A good night’s sleep
Shakespeare wrote a lot about sleep, but his contemporary, dramatist Thomas Dekker, perhaps said it best: Sleep is the golden chain that ties health and our bodies together.
Break that chain and all kinds of problems can ensue, from drowsy workdays to dozing while driving. Keep it connected and your outlook improves.
UT Arlington bioengineering researchers have designed an ultrasonic sensor system that can detect whether a person suffers from sleep apnea without the inconvenience or cost associated with an overnight stay in a sleep center. Sleep apnea is a chronic interruption of breathing that can lead to hypertension, heart failure, and even brain injury. It affects an estimated 15 percent of adults nationwide.
The system promises a speedier path to diagnosis and relief.
“Making detection of this disease more affordable will allow more people to be diagnosed,” says Khosrow Behbehani, professor and chair of the Bioengineering Department. “Conventional diagnostic testing can cost as much as $2,000 per patient per test. For some people, the cost is such a barrier that they may choose to continue to suffer rather than be diagnosed.”

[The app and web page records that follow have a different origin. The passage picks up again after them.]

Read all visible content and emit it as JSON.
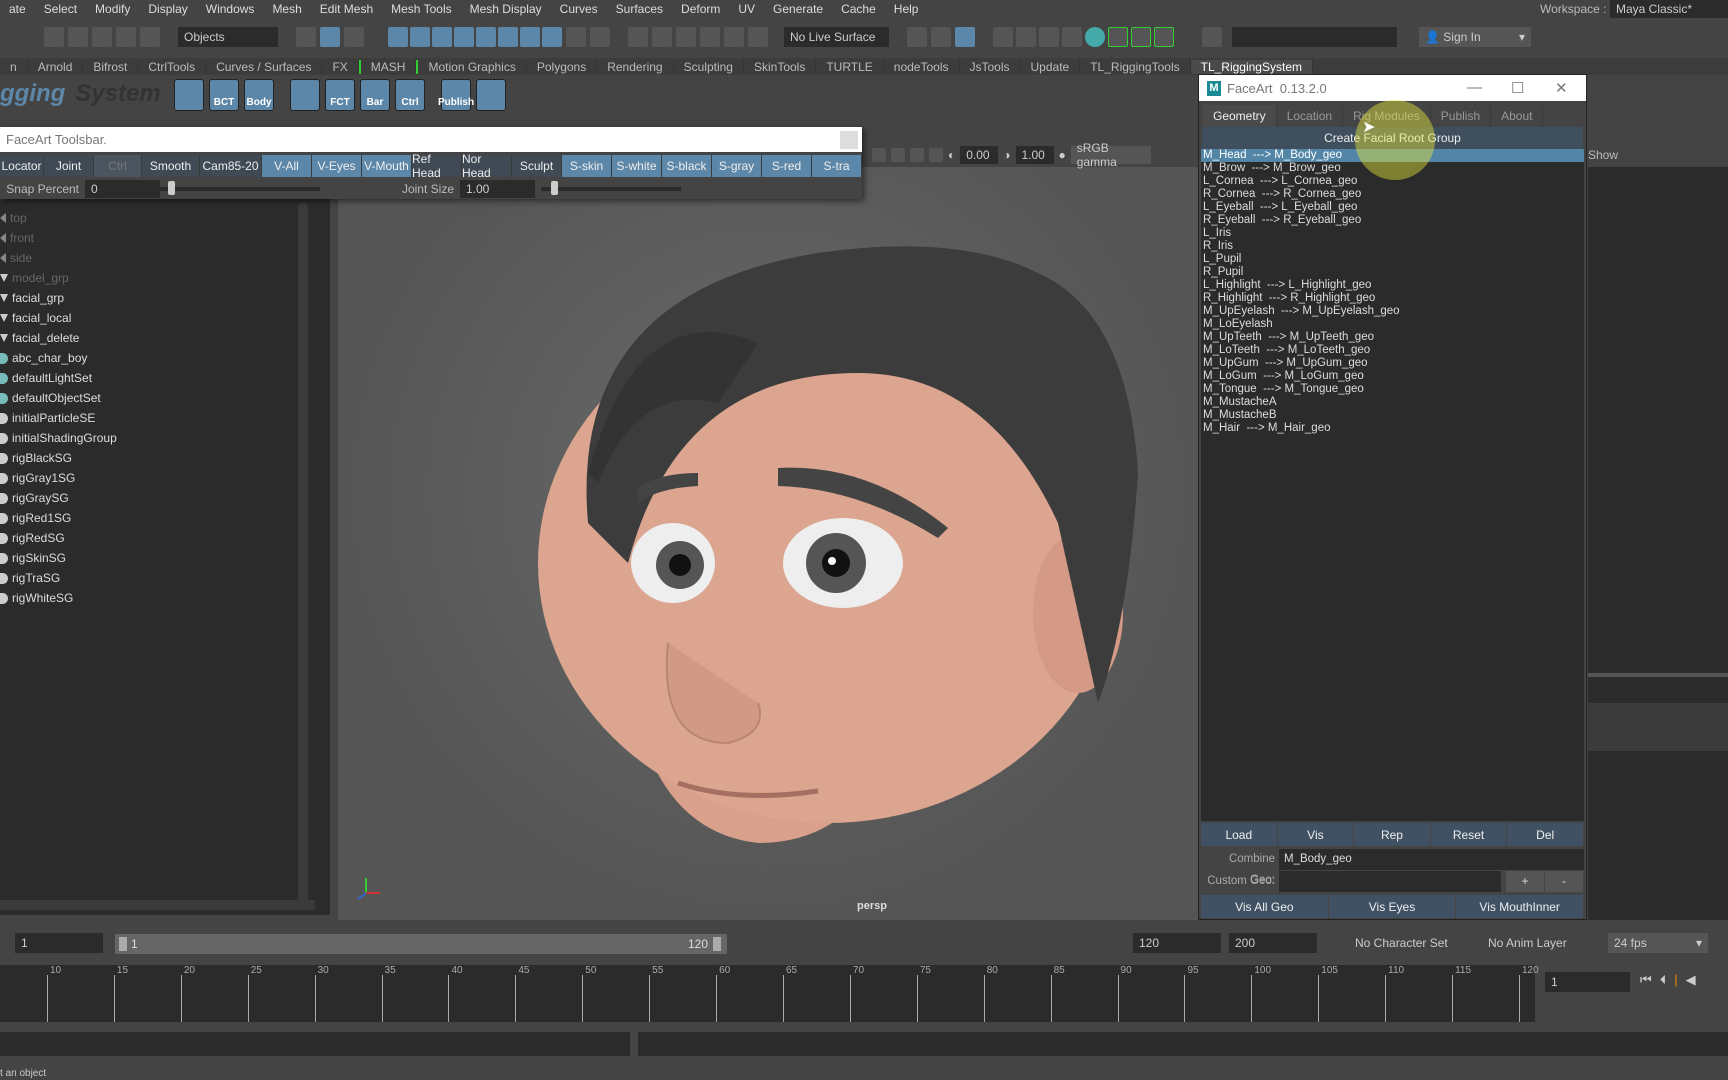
{
  "menubar": {
    "items": [
      "ate",
      "Select",
      "Modify",
      "Display",
      "Windows",
      "Mesh",
      "Edit Mesh",
      "Mesh Tools",
      "Mesh Display",
      "Curves",
      "Surfaces",
      "Deform",
      "UV",
      "Generate",
      "Cache",
      "Help"
    ],
    "workspace_label": "Workspace :",
    "workspace_value": "Maya Classic*"
  },
  "toolbar": {
    "selection_mode": "Objects",
    "live_surface": "No Live Surface",
    "sign_in": "Sign In"
  },
  "shelf": {
    "tabs": [
      "n",
      "Arnold",
      "Bifrost",
      "CtrlTools",
      "Curves / Surfaces",
      "FX",
      "MASH",
      "Motion Graphics",
      "Polygons",
      "Rendering",
      "Sculpting",
      "SkinTools",
      "TURTLE",
      "nodeTools",
      "JsTools",
      "Update",
      "TL_RiggingTools",
      "TL_RiggingSystem"
    ],
    "active_tab": "TL_RiggingSystem",
    "logo": "Rigging System",
    "buttons": [
      "",
      "BCT",
      "Body",
      "",
      "FCT",
      "Bar",
      "Ctrl",
      "Publish",
      ""
    ]
  },
  "toolsbar": {
    "title": "FaceArt Toolsbar.",
    "buttons": [
      {
        "label": "Locator",
        "style": "dark"
      },
      {
        "label": "Joint",
        "style": "dark"
      },
      {
        "label": "Ctrl",
        "style": "disabled"
      },
      {
        "label": "Smooth",
        "style": "dark"
      },
      {
        "label": "Cam85-20",
        "style": "dark"
      },
      {
        "label": "V-All",
        "style": "blue"
      },
      {
        "label": "V-Eyes",
        "style": "blue"
      },
      {
        "label": "V-Mouth",
        "style": "blue"
      },
      {
        "label": "Ref Head",
        "style": "dark"
      },
      {
        "label": "Nor Head",
        "style": "dark"
      },
      {
        "label": "Sculpt",
        "style": "dark"
      },
      {
        "label": "S-skin",
        "style": "blue"
      },
      {
        "label": "S-white",
        "style": "blue"
      },
      {
        "label": "S-black",
        "style": "blue"
      },
      {
        "label": "S-gray",
        "style": "blue"
      },
      {
        "label": "S-red",
        "style": "blue"
      },
      {
        "label": "S-tra",
        "style": "blue"
      }
    ],
    "snap_label": "Snap Percent",
    "snap_value": "0",
    "joint_label": "Joint Size",
    "joint_value": "1.00"
  },
  "outliner": {
    "items": [
      {
        "label": "top",
        "icon": "camera",
        "dim": true
      },
      {
        "label": "front",
        "icon": "camera",
        "dim": true
      },
      {
        "label": "side",
        "icon": "camera",
        "dim": true
      },
      {
        "label": "model_grp",
        "icon": "group",
        "dim": true
      },
      {
        "label": "facial_grp",
        "icon": "group"
      },
      {
        "label": "facial_local",
        "icon": "group"
      },
      {
        "label": "facial_delete",
        "icon": "group"
      },
      {
        "label": "abc_char_boy",
        "icon": "set"
      },
      {
        "label": "defaultLightSet",
        "icon": "set"
      },
      {
        "label": "defaultObjectSet",
        "icon": "set"
      },
      {
        "label": "initialParticleSE",
        "icon": "shading"
      },
      {
        "label": "initialShadingGroup",
        "icon": "shading"
      },
      {
        "label": "rigBlackSG",
        "icon": "shading"
      },
      {
        "label": "rigGray1SG",
        "icon": "shading"
      },
      {
        "label": "rigGraySG",
        "icon": "shading"
      },
      {
        "label": "rigRed1SG",
        "icon": "shading"
      },
      {
        "label": "rigRedSG",
        "icon": "shading"
      },
      {
        "label": "rigSkinSG",
        "icon": "shading"
      },
      {
        "label": "rigTraSG",
        "icon": "shading"
      },
      {
        "label": "rigWhiteSG",
        "icon": "shading"
      }
    ]
  },
  "viewport": {
    "camera": "persp",
    "exposure": "0.00",
    "gamma": "1.00",
    "color_space": "sRGB gamma"
  },
  "faceart": {
    "title": "FaceArt",
    "version": "0.13.2.0",
    "tabs": [
      "Geometry",
      "Location",
      "Rig Modules",
      "Publish",
      "About"
    ],
    "active_tab": "Geometry",
    "create_button": "Create Facial Root Group",
    "geo_list": [
      "M_Head  ---> M_Body_geo",
      "M_Brow  ---> M_Brow_geo",
      "L_Cornea  ---> L_Cornea_geo",
      "R_Cornea  ---> R_Cornea_geo",
      "L_Eyeball  ---> L_Eyeball_geo",
      "R_Eyeball  ---> R_Eyeball_geo",
      "L_Iris",
      "R_Iris",
      "L_Pupil",
      "R_Pupil",
      "L_Highlight  ---> L_Highlight_geo",
      "R_Highlight  ---> R_Highlight_geo",
      "M_UpEyelash  ---> M_UpEyelash_geo",
      "M_LoEyelash",
      "M_UpTeeth  ---> M_UpTeeth_geo",
      "M_LoTeeth  ---> M_LoTeeth_geo",
      "M_UpGum  ---> M_UpGum_geo",
      "M_LoGum  ---> M_LoGum_geo",
      "M_Tongue  ---> M_Tongue_geo",
      "M_MustacheA",
      "M_MustacheB",
      "M_Hair  ---> M_Hair_geo"
    ],
    "selected_index": 0,
    "action_buttons": [
      "Load",
      "Vis",
      "Rep",
      "Reset",
      "Del"
    ],
    "combine_label": "Combine Geo:",
    "combine_value": "M_Body_geo",
    "custom_label": "Custom Geo:",
    "custom_value": "",
    "plus": "+",
    "minus": "-",
    "vis_buttons": [
      "Vis All Geo",
      "Vis Eyes",
      "Vis MouthInner"
    ]
  },
  "channelbox": {
    "show_label": "Show"
  },
  "timerange": {
    "start": "1",
    "range_start": "1",
    "range_end": "120",
    "end": "120",
    "anim_end": "200",
    "character_set": "No Character Set",
    "anim_layer": "No Anim Layer",
    "fps": "24 fps"
  },
  "timeline": {
    "ticks": [
      10,
      15,
      20,
      25,
      30,
      35,
      40,
      45,
      50,
      55,
      60,
      65,
      70,
      75,
      80,
      85,
      90,
      95,
      100,
      105,
      110,
      115,
      120
    ],
    "current_frame": "1"
  },
  "status": {
    "message": "t an object"
  },
  "colors": {
    "accent": "#5d87a8",
    "selection": "#5285a6",
    "panel": "#444444",
    "field": "#2b2b2b"
  }
}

Dr. Behbehani teamed with doctoral graduate Mohammad Al-Abed and colleagues from UT Southwestern Medical Center and Sleep Consultants Inc. to develop the device, which employs ultrasonic sensors attached to a patient’s neck during sleep. Non-audible sound waves are sent across the neck to detect whether the patient’s airway is open.
The process is less cumbersome and less expensive than current detection methods that require one or more nights in a sleep laboratory attached to a large array of electrodes and sensors. A medical technician typically observes the patient through the night.
Behbehani, who has approached several companies about bringing his invention to market, understands the problem from personal experience.
“My own mother had a lot of symptoms of sleep apnea, and I took her for tests. Two nights in a row she did not sleep well enough for the technicians to tell anything. She had light sleep, then would wake up, sleep some, then wake again.”
He says patients would be able to attach the device themselves for overnight monitoring from the convenience of their own bed. “In its final form, it could be as simple as a collar wrapped around the patient’s neck.”
Behbehani developed the apparatus at the prompting of Sleep Consultants physicians. Sleep Consultants medical director John Burk, a physician with Texas Pulmonary and Critical Care Consultants, says the system provides much more data than technicians can assemble through monitoring patients at a sleep center.
“The technologies that Dr. Behbehani is developing will allow us to take a better look at our patients diagnostically,” Dr. Burk says. “In addition, the technologies may be a very significant step in monitoring the adequacy of treatment.”